Over 45% thought iPhone won’t open-up in any meaningful way. Apple has built-up one of the most profitable closed empires in the digital world. Are they about open things up? While the iPhone SDK is scheduled for early 08, don’t hold your breath on accessing the critical native APIs.

13. Will there be more unsubsidized devices introduced in the US market in 2008?

Almost 49% thought we are likely to see another unsubsidized device in the US market this year. Nokia is looking to go direct and some GSM handset manufacturers are likely to entertain the idea of testing the market with unsubsidized devices.

14. Will Mobile TV move the needle in 2008?

Almost 70% thought mobile TV won’t make much of a difference in 08.Though AT&T is slated to introduce MediaFLO to join Verizon in the Mobile TV services market, lack of devices and better pricing models will hinder wide adoption in 2008. However, downloadable video and VOD content will experience significant growth.

15. Will Android make a dent in handset shipments in 2008?

Only 15% gave it a more than 75% chance this year. It is going to take some time for Android plans to mature and materialize. Don’t see any material impact in 08.

Of course, 15 questions can’t cover the whole industry. As pointed out our respondents, there are a number of other issues and opportunities that will shape the ecosystem – Rise of Facebook as social networking OS for mobile (social networking as a whole starts to go mobile), LBS beyond navigation, Rev-share shuffles, Chinese OEM start to become prominent in the western world, China and India continue to dominate in net-adds, Mobile device security becomes a nightmare for corporate IT, Consumers wake up to mobile privacy snafus and risks, Will Android spread its tentacles beyond nicheosphere, 3G iPhone, Does China Olympics hold any surprises for the mobile industry? Launch of projection handsets, NFC handsets, IMS .. and much much more ..
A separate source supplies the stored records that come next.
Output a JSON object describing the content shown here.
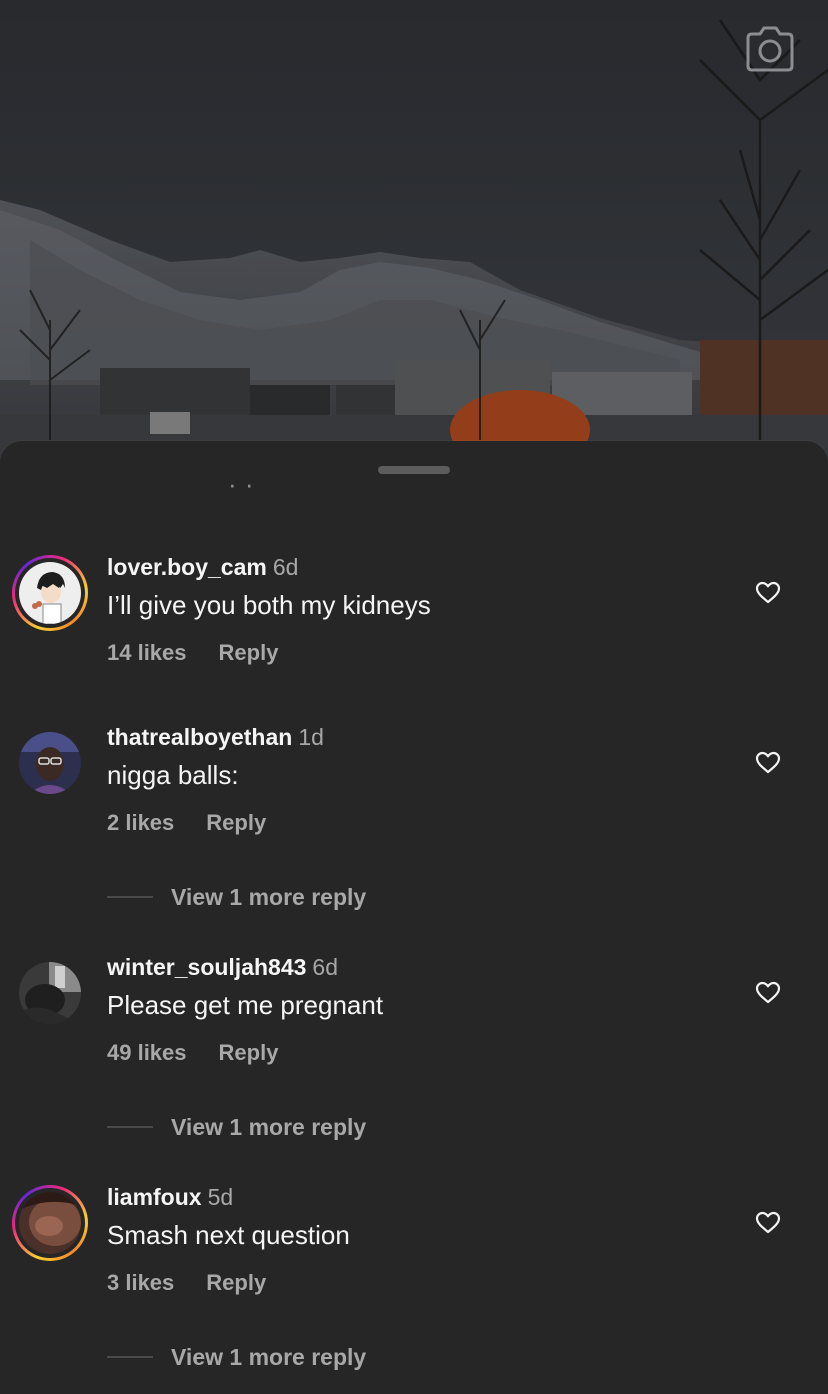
{
  "colors": {
    "background": "#262626",
    "primary_text": "#f5f5f5",
    "secondary_text": "#a8a8a8",
    "heart_outline": "#f5f5f5",
    "grabber": "#5c5c5c"
  },
  "header": {
    "camera_icon": "camera-icon",
    "clipped_previous_reply_text": "· ·"
  },
  "comments": [
    {
      "username": "lover.boy_cam",
      "time": "6d",
      "text": "I’ll give you both my kidneys",
      "likes": "14 likes",
      "reply_label": "Reply",
      "has_story_ring": true,
      "like_icon": "heart-outline-icon"
    },
    {
      "username": "thatrealboyethan",
      "time": "1d",
      "text": "nigga balls:",
      "likes": "2 likes",
      "reply_label": "Reply",
      "has_story_ring": false,
      "like_icon": "heart-outline-icon",
      "view_more": "View 1 more reply"
    },
    {
      "username": "winter_souljah843",
      "time": "6d",
      "text": "Please get me pregnant",
      "likes": "49 likes",
      "reply_label": "Reply",
      "has_story_ring": false,
      "like_icon": "heart-outline-icon",
      "view_more": "View 1 more reply"
    },
    {
      "username": "liamfoux",
      "time": "5d",
      "text": "Smash next question",
      "likes": "3 likes",
      "reply_label": "Reply",
      "has_story_ring": true,
      "like_icon": "heart-outline-icon",
      "view_more": "View 1 more reply"
    }
  ]
}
All in all, consternation and debate will continue into 2008. We will analyze, dissect, and report as events unfold in the new year.

Look forward to the continuing dialogue and meeting with you in person.

Your feedback is always welcome.

Chetan Sharma